Q: Doesn't relocation from a traditional homeland as stated in the Accommodation Agreement for the year 2000 deadline for the last who have not signed to vacate their traditional homelands with the Department of Justice, United States government... Does this relocation from traditional homelands constitute religious intolerance?
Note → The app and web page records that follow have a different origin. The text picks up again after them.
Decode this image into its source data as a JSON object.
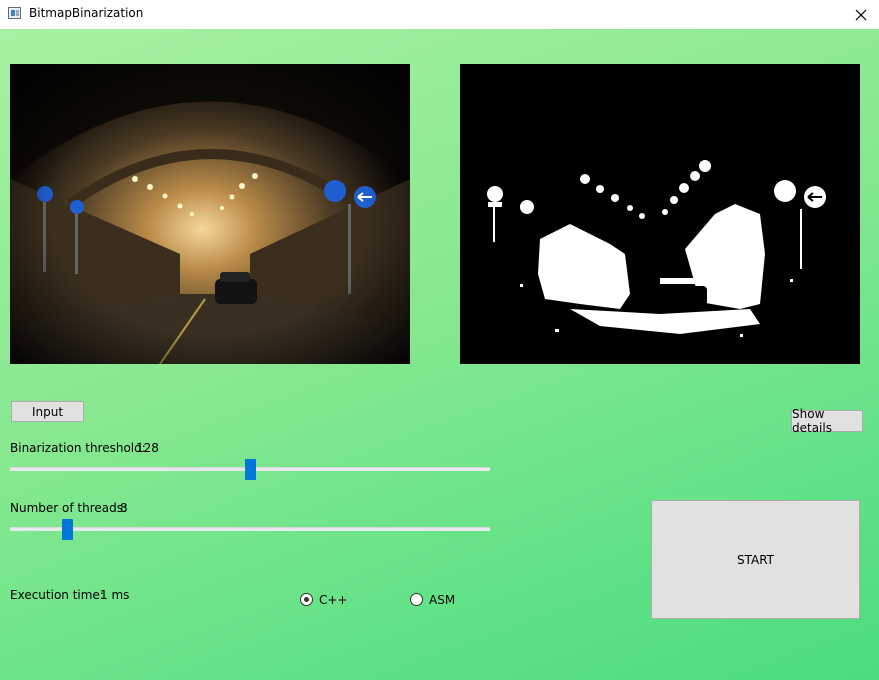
{
  "window": {
    "title": "BitmapBinarization"
  },
  "icons": {
    "app": "app-window-icon",
    "close": "close-icon"
  },
  "images": {
    "input": "tunnel-color-photo",
    "output": "tunnel-binarized-photo"
  },
  "buttons": {
    "input": "Input",
    "details": "Show details",
    "start": "START"
  },
  "threshold": {
    "label": "Binarization threshold:",
    "value": "128",
    "min": 0,
    "max": 255,
    "current": 128
  },
  "threads": {
    "label": "Number of threads:",
    "value": "8",
    "min": 1,
    "max": 64,
    "current": 8
  },
  "execution": {
    "label": "Execution time:",
    "value": "1 ms"
  },
  "mode": {
    "cpp": "C++",
    "asm": "ASM",
    "selected": "cpp"
  },
  "colors": {
    "accent": "#0078d7",
    "bg_light": "#a6f0a2",
    "bg_dark": "#4cdc7d"
  }
}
A: One has to respect one's own field of competence in this work. I deal with freedom of religion and freedom of belief, the positive aspects thereof as well as the negative. And it is exclusively from this standpoint that I can take action within the context of my own mandate. When people tell me that their relocation is depriving them of their freedom of religion and belief, I listen to them. But there are also different attachments given to me of the situation by the people themselves who are involved in the relocation, I hear different views from them. This applies to my work everywhere throughout the world, I get information from many different sources, from authorities, from communities, from individuals, so I get all this information and I look at it and analyze it. I have to consider if what people tell me falls within my mandate. I listen to a lot of different people and I listen to them all with the same open mind and the same open heart. I get so much information, and the information doesn't always support each other, sometimes there is differences in the information in the way they look at things. And this in fact what constitutes the difficulty of my work, how do I listen to all this and then be fair. So what I do is try to be as objective and as fair as I possibly can be, and above all I am honest in what I do.
Thank you all very much.
... many prayers ...